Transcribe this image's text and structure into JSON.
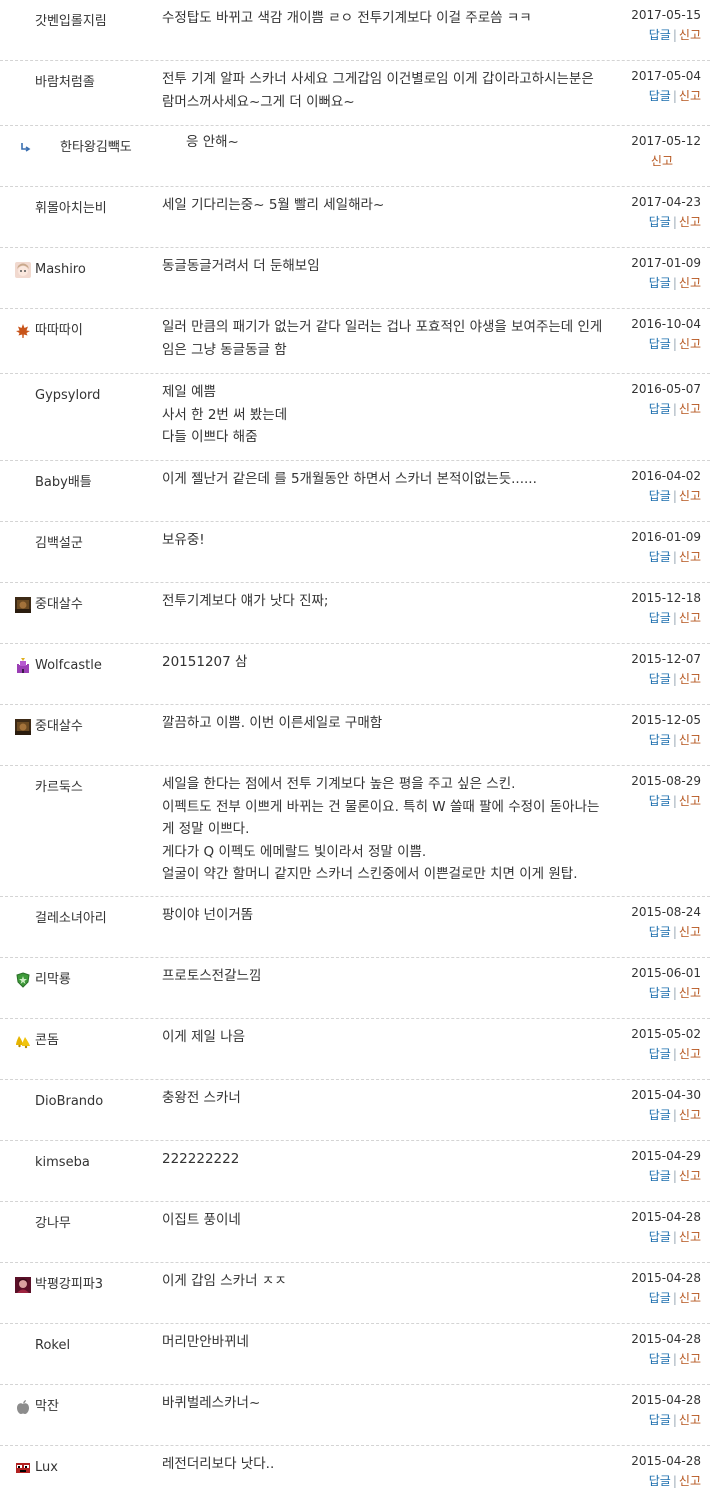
{
  "labels": {
    "reply": "답글",
    "sep": "|",
    "report": "신고"
  },
  "comments": [
    {
      "nick": "갓벤입롤지림",
      "avatar": "",
      "date": "2017-05-15",
      "lines": [
        "수정탑도 바뀌고 색감 개이쁨 ㄹㅇ 전투기계보다 이걸 주로씀 ㅋㅋ"
      ],
      "reply": true
    },
    {
      "nick": "바람처럼졸",
      "avatar": "",
      "date": "2017-05-04",
      "lines": [
        "전투 기계 알파 스카너 사세요 그게갑임 이건별로임 이게 갑이라고하시는분은",
        "람머스꺼사세요~그게 더 이뻐요~"
      ],
      "reply": true
    },
    {
      "nick": "한타왕김빽도",
      "avatar": "arrow-icon",
      "date": "2017-05-12",
      "lines": [
        "응 안해~"
      ],
      "reply": false,
      "nested": true
    },
    {
      "nick": "휘몰아치는비",
      "avatar": "",
      "date": "2017-04-23",
      "lines": [
        "세일 기다리는중~ 5월 빨리 세일해라~"
      ],
      "reply": true
    },
    {
      "nick": "Mashiro",
      "avatar": "anime-avatar-icon",
      "date": "2017-01-09",
      "lines": [
        "동글동글거려서 더 둔해보임"
      ],
      "reply": true
    },
    {
      "nick": "따따따이",
      "avatar": "maple-leaf-icon",
      "date": "2016-10-04",
      "lines": [
        "일러 만큼의 패기가 없는거 같다 일러는 겁나 포효적인 야생을 보여주는데 인게",
        "임은 그냥 동글동글 함"
      ],
      "reply": true
    },
    {
      "nick": "Gypsylord",
      "avatar": "",
      "date": "2016-05-07",
      "lines": [
        "제일 예쁨",
        "사서 한 2번 써 봤는데",
        "다들 이쁘다 해줌"
      ],
      "reply": true
    },
    {
      "nick": "Baby배틀",
      "avatar": "",
      "date": "2016-04-02",
      "lines": [
        "이게 젤난거 같은데 를 5개월동안 하면서 스카너 본적이없는듯......"
      ],
      "reply": true
    },
    {
      "nick": "김백설군",
      "avatar": "",
      "date": "2016-01-09",
      "lines": [
        "보유중!"
      ],
      "reply": true
    },
    {
      "nick": "중대살수",
      "avatar": "game-avatar-icon",
      "date": "2015-12-18",
      "lines": [
        "전투기계보다 얘가 낫다 진짜;"
      ],
      "reply": true
    },
    {
      "nick": "Wolfcastle",
      "avatar": "castle-icon",
      "date": "2015-12-07",
      "lines": [
        "20151207 삼"
      ],
      "reply": true
    },
    {
      "nick": "중대살수",
      "avatar": "game-avatar-icon",
      "date": "2015-12-05",
      "lines": [
        "깔끔하고 이쁨. 이번 이른세일로 구매함"
      ],
      "reply": true
    },
    {
      "nick": "카르둑스",
      "avatar": "",
      "date": "2015-08-29",
      "lines": [
        "세일을 한다는 점에서 전투 기계보다 높은 평을 주고 싶은 스킨.",
        "이펙트도 전부 이쁘게 바뀌는 건 물론이요. 특히 W 쓸때 팔에 수정이 돋아나는",
        "게 정말 이쁘다.",
        "게다가 Q 이펙도 에메랄드 빛이라서 정말 이쁨.",
        "얼굴이 약간 할머니 같지만 스카너 스킨중에서 이쁜걸로만 치면 이게 원탑."
      ],
      "reply": true
    },
    {
      "nick": "걸레소녀아리",
      "avatar": "",
      "date": "2015-08-24",
      "lines": [
        "팡이야 넌이거똠"
      ],
      "reply": true
    },
    {
      "nick": "리막룡",
      "avatar": "shield-badge-icon",
      "date": "2015-06-01",
      "lines": [
        "프로토스전갈느낌"
      ],
      "reply": true
    },
    {
      "nick": "콘돔",
      "avatar": "bells-icon",
      "date": "2015-05-02",
      "lines": [
        "이게 제일 나음"
      ],
      "reply": true
    },
    {
      "nick": "DioBrando",
      "avatar": "",
      "date": "2015-04-30",
      "lines": [
        "충왕전 스카너"
      ],
      "reply": true
    },
    {
      "nick": "kimseba",
      "avatar": "",
      "date": "2015-04-29",
      "lines": [
        "222222222"
      ],
      "reply": true
    },
    {
      "nick": "강나무",
      "avatar": "",
      "date": "2015-04-28",
      "lines": [
        "이집트 풍이네"
      ],
      "reply": true
    },
    {
      "nick": "박평강피파3",
      "avatar": "character-avatar-icon",
      "date": "2015-04-28",
      "lines": [
        "이게 갑임 스카너 ㅈㅈ"
      ],
      "reply": true
    },
    {
      "nick": "Rokel",
      "avatar": "",
      "date": "2015-04-28",
      "lines": [
        "머리만안바뀌네"
      ],
      "reply": true
    },
    {
      "nick": "막잔",
      "avatar": "apple-icon",
      "date": "2015-04-28",
      "lines": [
        "바퀴벌레스카너~"
      ],
      "reply": true
    },
    {
      "nick": "Lux",
      "avatar": "mask-icon",
      "date": "2015-04-28",
      "lines": [
        "레전더리보다 낫다.."
      ],
      "reply": true
    }
  ]
}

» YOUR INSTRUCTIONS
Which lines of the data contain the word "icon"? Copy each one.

» RESULT BELOW
      "avatar": "arrow-icon",
      "avatar": "anime-avatar-icon",
      "avatar": "maple-leaf-icon",
      "avatar": "game-avatar-icon",
      "avatar": "castle-icon",
      "avatar": "game-avatar-icon",
      "avatar": "shield-badge-icon",
      "avatar": "bells-icon",
      "avatar": "character-avatar-icon",
      "avatar": "apple-icon",
      "avatar": "mask-icon",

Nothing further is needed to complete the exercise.